### Work instruction
Repeat each record word for word.

### Available data

----

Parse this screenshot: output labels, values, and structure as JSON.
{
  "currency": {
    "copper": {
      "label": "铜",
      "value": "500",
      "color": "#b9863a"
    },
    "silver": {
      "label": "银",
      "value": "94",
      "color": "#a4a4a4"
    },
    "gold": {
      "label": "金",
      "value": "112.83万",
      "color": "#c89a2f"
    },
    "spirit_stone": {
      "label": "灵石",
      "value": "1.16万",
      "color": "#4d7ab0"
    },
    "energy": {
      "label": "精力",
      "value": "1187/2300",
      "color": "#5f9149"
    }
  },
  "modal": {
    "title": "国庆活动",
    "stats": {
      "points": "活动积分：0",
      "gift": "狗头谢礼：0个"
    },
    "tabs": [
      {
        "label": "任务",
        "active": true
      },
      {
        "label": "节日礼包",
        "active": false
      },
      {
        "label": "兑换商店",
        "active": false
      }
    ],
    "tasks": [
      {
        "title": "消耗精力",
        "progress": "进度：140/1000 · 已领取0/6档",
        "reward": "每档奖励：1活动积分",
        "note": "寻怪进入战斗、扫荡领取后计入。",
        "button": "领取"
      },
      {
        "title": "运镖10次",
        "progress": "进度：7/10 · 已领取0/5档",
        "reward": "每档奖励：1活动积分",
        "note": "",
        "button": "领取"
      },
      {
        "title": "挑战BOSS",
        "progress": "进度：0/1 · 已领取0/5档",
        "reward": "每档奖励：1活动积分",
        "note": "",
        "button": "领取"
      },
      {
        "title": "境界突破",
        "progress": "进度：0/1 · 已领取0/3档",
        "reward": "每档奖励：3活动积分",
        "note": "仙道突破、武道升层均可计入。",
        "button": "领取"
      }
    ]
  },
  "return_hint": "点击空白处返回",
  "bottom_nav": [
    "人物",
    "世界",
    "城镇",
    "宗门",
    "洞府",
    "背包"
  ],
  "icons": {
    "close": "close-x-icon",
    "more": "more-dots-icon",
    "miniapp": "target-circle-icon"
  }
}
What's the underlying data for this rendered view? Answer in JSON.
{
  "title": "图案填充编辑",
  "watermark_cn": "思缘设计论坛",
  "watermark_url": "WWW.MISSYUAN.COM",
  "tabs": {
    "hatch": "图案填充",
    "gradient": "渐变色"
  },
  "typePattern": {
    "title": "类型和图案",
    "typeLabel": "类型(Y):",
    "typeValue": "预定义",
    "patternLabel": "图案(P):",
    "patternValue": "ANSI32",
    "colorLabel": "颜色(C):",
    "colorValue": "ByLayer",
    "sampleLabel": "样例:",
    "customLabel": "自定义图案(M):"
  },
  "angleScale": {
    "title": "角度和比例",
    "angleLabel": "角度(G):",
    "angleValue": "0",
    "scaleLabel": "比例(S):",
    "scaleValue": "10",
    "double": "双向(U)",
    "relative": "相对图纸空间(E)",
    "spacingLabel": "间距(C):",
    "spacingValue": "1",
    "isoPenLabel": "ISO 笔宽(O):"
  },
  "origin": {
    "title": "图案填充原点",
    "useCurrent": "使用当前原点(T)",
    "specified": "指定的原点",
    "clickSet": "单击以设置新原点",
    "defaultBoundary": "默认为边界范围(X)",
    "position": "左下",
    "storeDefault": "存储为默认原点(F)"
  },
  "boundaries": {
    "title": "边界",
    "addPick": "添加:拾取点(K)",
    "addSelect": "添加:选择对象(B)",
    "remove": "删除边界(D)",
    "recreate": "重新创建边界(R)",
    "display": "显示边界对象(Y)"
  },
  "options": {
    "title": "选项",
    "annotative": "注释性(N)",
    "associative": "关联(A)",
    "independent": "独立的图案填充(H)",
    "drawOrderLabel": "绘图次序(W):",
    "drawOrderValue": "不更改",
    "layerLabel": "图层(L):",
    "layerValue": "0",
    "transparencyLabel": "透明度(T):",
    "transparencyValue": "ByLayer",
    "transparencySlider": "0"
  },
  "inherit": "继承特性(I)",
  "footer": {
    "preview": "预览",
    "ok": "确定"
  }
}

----

### Expected output
Parse this screenshot: output labels, values, and structure as JSON.
{
  "currency": {
    "copper": {
      "label": "铜",
      "value": "500",
      "color": "#b9863a"
    },
    "silver": {
      "label": "银",
      "value": "94",
      "color": "#a4a4a4"
    },
    "gold": {
      "label": "金",
      "value": "112.83万",
      "color": "#c89a2f"
    },
    "spirit_stone": {
      "label": "灵石",
      "value": "1.16万",
      "color": "#4d7ab0"
    },
    "energy": {
      "label": "精力",
      "value": "1187/2300",
      "color": "#5f9149"
    }
  },
  "modal": {
    "title": "国庆活动",
    "stats": {
      "points": "活动积分：0",
      "gift": "狗头谢礼：0个"
    },
    "tabs": [
      {
        "label": "任务",
        "active": true
      },
      {
        "label": "节日礼包",
        "active": false
      },
      {
        "label": "兑换商店",
        "active": false
      }
    ],
    "tasks": [
      {
        "title": "消耗精力",
        "progress": "进度：140/1000 · 已领取0/6档",
        "reward": "每档奖励：1活动积分",
        "note": "寻怪进入战斗、扫荡领取后计入。",
        "button": "领取"
      },
      {
        "title": "运镖10次",
        "progress": "进度：7/10 · 已领取0/5档",
        "reward": "每档奖励：1活动积分",
        "note": "",
        "button": "领取"
      },
      {
        "title": "挑战BOSS",
        "progress": "进度：0/1 · 已领取0/5档",
        "reward": "每档奖励：1活动积分",
        "note": "",
        "button": "领取"
      },
      {
        "title": "境界突破",
        "progress": "进度：0/1 · 已领取0/3档",
        "reward": "每档奖励：3活动积分",
        "note": "仙道突破、武道升层均可计入。",
        "button": "领取"
      }
    ]
  },
  "return_hint": "点击空白处返回",
  "bottom_nav": [
    "人物",
    "世界",
    "城镇",
    "宗门",
    "洞府",
    "背包"
  ],
  "icons": {
    "close": "close-x-icon",
    "more": "more-dots-icon",
    "miniapp": "target-circle-icon"
  }
}
What's the underlying data for this rendered view? Answer in JSON.
{
  "title": "图案填充编辑",
  "watermark_cn": "思缘设计论坛",
  "watermark_url": "WWW.MISSYUAN.COM",
  "tabs": {
    "hatch": "图案填充",
    "gradient": "渐变色"
  },
  "typePattern": {
    "title": "类型和图案",
    "typeLabel": "类型(Y):",
    "typeValue": "预定义",
    "patternLabel": "图案(P):",
    "patternValue": "ANSI32",
    "colorLabel": "颜色(C):",
    "colorValue": "ByLayer",
    "sampleLabel": "样例:",
    "customLabel": "自定义图案(M):"
  },
  "angleScale": {
    "title": "角度和比例",
    "angleLabel": "角度(G):",
    "angleValue": "0",
    "scaleLabel": "比例(S):",
    "scaleValue": "10",
    "double": "双向(U)",
    "relative": "相对图纸空间(E)",
    "spacingLabel": "间距(C):",
    "spacingValue": "1",
    "isoPenLabel": "ISO 笔宽(O):"
  },
  "origin": {
    "title": "图案填充原点",
    "useCurrent": "使用当前原点(T)",
    "specified": "指定的原点",
    "clickSet": "单击以设置新原点",
    "defaultBoundary": "默认为边界范围(X)",
    "position": "左下",
    "storeDefault": "存储为默认原点(F)"
  },
  "boundaries": {
    "title": "边界",
    "addPick": "添加:拾取点(K)",
    "addSelect": "添加:选择对象(B)",
    "remove": "删除边界(D)",
    "recreate": "重新创建边界(R)",
    "display": "显示边界对象(Y)"
  },
  "options": {
    "title": "选项",
    "annotative": "注释性(N)",
    "associative": "关联(A)",
    "independent": "独立的图案填充(H)",
    "drawOrderLabel": "绘图次序(W):",
    "drawOrderValue": "不更改",
    "layerLabel": "图层(L):",
    "layerValue": "0",
    "transparencyLabel": "透明度(T):",
    "transparencyValue": "ByLayer",
    "transparencySlider": "0"
  },
  "inherit": "继承特性(I)",
  "footer": {
    "preview": "预览",
    "ok": "确定"
  }
}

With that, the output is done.